장골 정맥 압박증후군에 대한 혈관내 치료
The Endovascular Treatment for Iliac Vein Compression Syndrome
Korean J Vasc Endovasc Surg 2005; 21(1): 34-39
Published online November 30, -0001
Copyright © The Korean Society for Vascular Surgery.

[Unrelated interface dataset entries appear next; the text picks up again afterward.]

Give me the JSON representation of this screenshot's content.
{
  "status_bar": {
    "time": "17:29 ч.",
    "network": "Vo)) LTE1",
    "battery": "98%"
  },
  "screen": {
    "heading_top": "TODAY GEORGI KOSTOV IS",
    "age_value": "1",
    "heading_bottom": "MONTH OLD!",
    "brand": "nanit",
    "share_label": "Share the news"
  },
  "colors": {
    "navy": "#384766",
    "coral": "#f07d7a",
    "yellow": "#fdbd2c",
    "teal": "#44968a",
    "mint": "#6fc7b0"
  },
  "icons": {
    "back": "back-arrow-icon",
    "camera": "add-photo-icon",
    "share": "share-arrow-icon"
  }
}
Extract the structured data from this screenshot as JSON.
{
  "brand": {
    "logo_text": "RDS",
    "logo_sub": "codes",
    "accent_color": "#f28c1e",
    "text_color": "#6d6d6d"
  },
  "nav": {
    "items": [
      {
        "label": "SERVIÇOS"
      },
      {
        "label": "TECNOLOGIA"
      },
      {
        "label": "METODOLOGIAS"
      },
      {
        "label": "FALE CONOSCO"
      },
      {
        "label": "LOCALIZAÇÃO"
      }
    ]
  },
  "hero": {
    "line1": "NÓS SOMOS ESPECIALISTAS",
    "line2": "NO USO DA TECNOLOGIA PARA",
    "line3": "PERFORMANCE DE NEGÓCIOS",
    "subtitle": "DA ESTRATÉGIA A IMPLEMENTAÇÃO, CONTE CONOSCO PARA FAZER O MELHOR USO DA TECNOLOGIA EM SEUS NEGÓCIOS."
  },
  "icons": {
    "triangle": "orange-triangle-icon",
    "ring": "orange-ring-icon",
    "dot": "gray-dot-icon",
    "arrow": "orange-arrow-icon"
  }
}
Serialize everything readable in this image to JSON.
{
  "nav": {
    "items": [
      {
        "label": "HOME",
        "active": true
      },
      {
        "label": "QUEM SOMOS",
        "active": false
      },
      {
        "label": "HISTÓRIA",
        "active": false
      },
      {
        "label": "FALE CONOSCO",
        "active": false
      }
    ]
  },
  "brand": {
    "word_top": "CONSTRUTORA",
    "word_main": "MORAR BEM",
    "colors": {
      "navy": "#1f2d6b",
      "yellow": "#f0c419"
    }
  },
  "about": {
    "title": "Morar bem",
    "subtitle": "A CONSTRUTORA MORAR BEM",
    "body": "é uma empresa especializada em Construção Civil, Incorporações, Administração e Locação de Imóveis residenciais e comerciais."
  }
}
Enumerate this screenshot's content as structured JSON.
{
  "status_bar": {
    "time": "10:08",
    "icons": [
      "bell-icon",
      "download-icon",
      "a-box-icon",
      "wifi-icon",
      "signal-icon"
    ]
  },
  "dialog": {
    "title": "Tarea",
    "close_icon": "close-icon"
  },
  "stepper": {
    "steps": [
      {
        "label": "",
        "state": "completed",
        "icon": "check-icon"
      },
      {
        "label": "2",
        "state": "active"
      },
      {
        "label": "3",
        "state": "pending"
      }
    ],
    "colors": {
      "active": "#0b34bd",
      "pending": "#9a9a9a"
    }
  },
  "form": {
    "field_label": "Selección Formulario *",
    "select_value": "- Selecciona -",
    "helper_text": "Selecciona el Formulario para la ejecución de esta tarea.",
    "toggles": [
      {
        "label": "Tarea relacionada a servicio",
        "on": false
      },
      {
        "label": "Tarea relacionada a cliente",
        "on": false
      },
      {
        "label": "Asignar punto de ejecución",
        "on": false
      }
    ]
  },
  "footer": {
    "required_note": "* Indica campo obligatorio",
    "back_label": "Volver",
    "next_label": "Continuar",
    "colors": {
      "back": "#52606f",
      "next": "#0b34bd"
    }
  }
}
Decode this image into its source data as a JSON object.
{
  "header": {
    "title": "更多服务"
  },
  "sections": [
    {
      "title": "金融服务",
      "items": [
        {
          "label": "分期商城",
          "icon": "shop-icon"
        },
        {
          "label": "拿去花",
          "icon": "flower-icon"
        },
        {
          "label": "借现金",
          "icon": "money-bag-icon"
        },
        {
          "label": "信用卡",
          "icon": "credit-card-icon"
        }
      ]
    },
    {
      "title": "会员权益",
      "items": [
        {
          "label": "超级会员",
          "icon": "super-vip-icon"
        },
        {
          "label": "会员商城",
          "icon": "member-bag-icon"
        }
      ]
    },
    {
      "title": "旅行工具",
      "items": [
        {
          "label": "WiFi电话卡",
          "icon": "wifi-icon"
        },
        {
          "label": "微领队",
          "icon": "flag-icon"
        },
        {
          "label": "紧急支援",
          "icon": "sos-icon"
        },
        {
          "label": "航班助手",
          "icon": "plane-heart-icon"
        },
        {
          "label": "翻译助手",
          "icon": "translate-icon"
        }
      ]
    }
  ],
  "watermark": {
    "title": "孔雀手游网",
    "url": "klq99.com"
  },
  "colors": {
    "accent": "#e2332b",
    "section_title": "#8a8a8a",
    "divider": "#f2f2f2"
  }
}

Purpose: Iliac vein compression syndrome (IVCS), first characterized by Cockett and Thomas in 1965, is the development of iliofemoral deep venous thrombosis due to compression of the left common iliac vein against the spine and pelvic brim by the right common iliac artery. Thrombectomy treatment of the underlying compression is essential if significant long-term sequelae are to be avoided. Surgical treatment options include venous reconstruction or venous bypass, but treatment using endovascular techniques have recently been described. This study was conducted to evaluate the usability of endovascular treatment (esp. thrombolysis with stent insertion) in a venous outflow obstruction resulting from IVCS. Method: During a 2-year period, 20 patients (17 women, 3 men; mean age, 60 years) presented with clinical and imaging findings consistent with IVCS. All patients presented with leg edema or pain. The mean duration of symptom onset was 6.6⁑4.4 days, ranging from 1 to 15 days. All patients were evaluated using a Duplex scan, computerized tomography and venography. After the ascending venography had been performed, an infusion catheter system was placed, and urokinase infused locally into the thrombus burden. After near complete clot dissolution, the residual left common iliac vein stenosis was treated by means of angioplasty and the placement of a Wallstent. All patients continued to receive oral warfarin. Patients were followed-up by means of clinical visits, and the stent patency was assessed by means of a Duplex scan or computerized tomography. Result: The total dose of urokinase used and the duration of infusion were 2.28⁑0.93 million unit, ranging from 1.00 to 5.20 and 46.8⁑14.8 hours, ranging from 14 to 72 hours, respectively. Grade III (complete lysis) thrombolysis was achieved in 17 patients. All 17 patients successfully received a Wallstent. The initial clinical success was 100%, with complete resolution of symptoms in all patients. One patient, with combined ovarian cancer, had a recurrent symptomatic deep vein thrombosis and complete occlusion of the stent due to thrombosis 2 months after treatment. However, no other patients showed evidence of deep vein thrombosis after treatment. The overall patency rate of the stenting at 18 months was 94.1%. There were no deaths, pulmonary embolism, cerebral hemorrhage or major bleeding complications. Conclusion: These results suggested that the treatment of iliac vein compression syndrome, using catheter directed thrombolytic therapy and venous stent insertion, was a safe and effective method at the mid term evaluation. These patients will continue to be followed up with screening tests to further define the long-term patency.
Iliac vein compression syndrome (IVCS), Endovascular treatment